He wasn’t even looking her way, his eyes where darting back and forth in the direction of the howls, watching to see if the brutes would come back. A few minutes passed then he let out a sigh, then almost immediately went stiff again. And he turned slowly to face Lorain. His eyes were wide with terror. He reminded her of a frightened deer. One move, and she thought he would dart off into the woods.
A minute passed then the boy cast his eyes down in shame. As though he was expected her to scold him for doing something wrong. Lorain got up slowly and approached the wolf cautiously.
“Is it dead?” she asked looking from the wolf back to him.
The boy looked up, apparently surprised at not being scolded by her. Yet he didn’t answer.
“Why did they all run away?” she asked.
He didn’t answer.
“You saved me?”
Again, he didn’t answer.
Do not misunderstand Lorain’s questions. She didn’t know it yet but it wasn’t the fact that he had killed the wolf that drover her curiosity. What really bothered her was that, this small, scrawny, child had somehow scared off two big ferocious wolves. The glint of a gold amulet that hung from his neck caught her eye.
Even if he had killed one of them, she couldn’t help but wonder if that would still be enough to make them run away? She wished she hadn’t closed her eyes during the whole thing.
There was one thing Lorain knew for sure though. There was something mysterious about the boy she called Sprite. If there is one thing children can’t stand it is an unsolved mystery.
Then something accrued to her.
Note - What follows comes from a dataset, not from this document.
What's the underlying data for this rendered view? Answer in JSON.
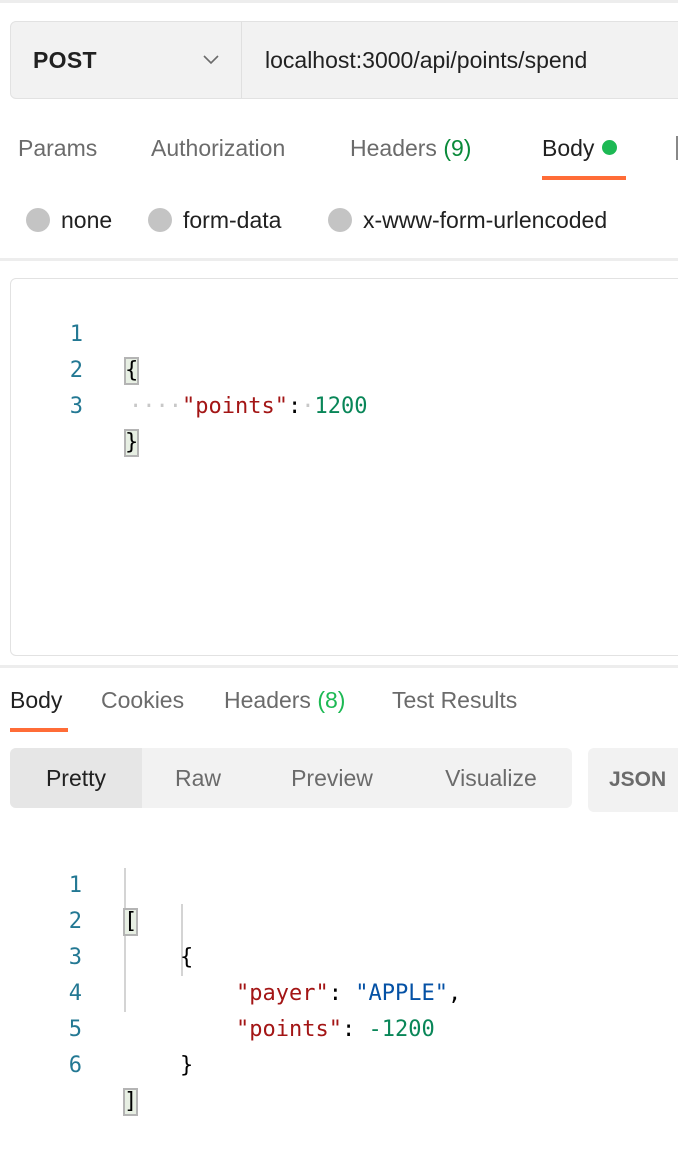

“What’s your name?” She demanded forcefully.
The boy didn’t answer.
Lorain decided to take a different approach.
“I promise not to tell anyone about the wolves if that’s what you’re worried about. Thanks for saving me by the way. That was really brave of you.” She extended her hand in as friendly a manner as she could muster. Which, for her, took effort.
He looked at it unsure of what to do. Lorain, on the other hand, didn’t move this time. She didn’t care how long she had to wait. He would shake her hand. And eventually he did. Well she shook his hand. But he didn’t try to take it back so to her it still counted. Then she tried to let go. His grip was like a vice. He didn’t even seem to notice she was trying to take her hand back. It took her two tries to get free and it was only because he finally realized what she was trying to do.
“Well we should probably get back to the forge before Father gets back.” She started to walk off then she stopped and added “After work today would you like to have dinner with us?”
The boy shuddered at the idea of onion soup, then slowly shook his head apologetically.
Lorain, having done her best to thank him, turned to head home. As she did though, the boy finally spoke.
“Jursha!” Lorain couldn’t believe her ears. She almost jumped from the sound of his voice.
“My name is Jursha” he spoke calmly and with a dignity not suited for someone his age.
She smiled, grabbed his hand, and ran for the house. Being dragging along behind her, Sprite, or Jursha, wondered silently how he had made friends with the onion girl.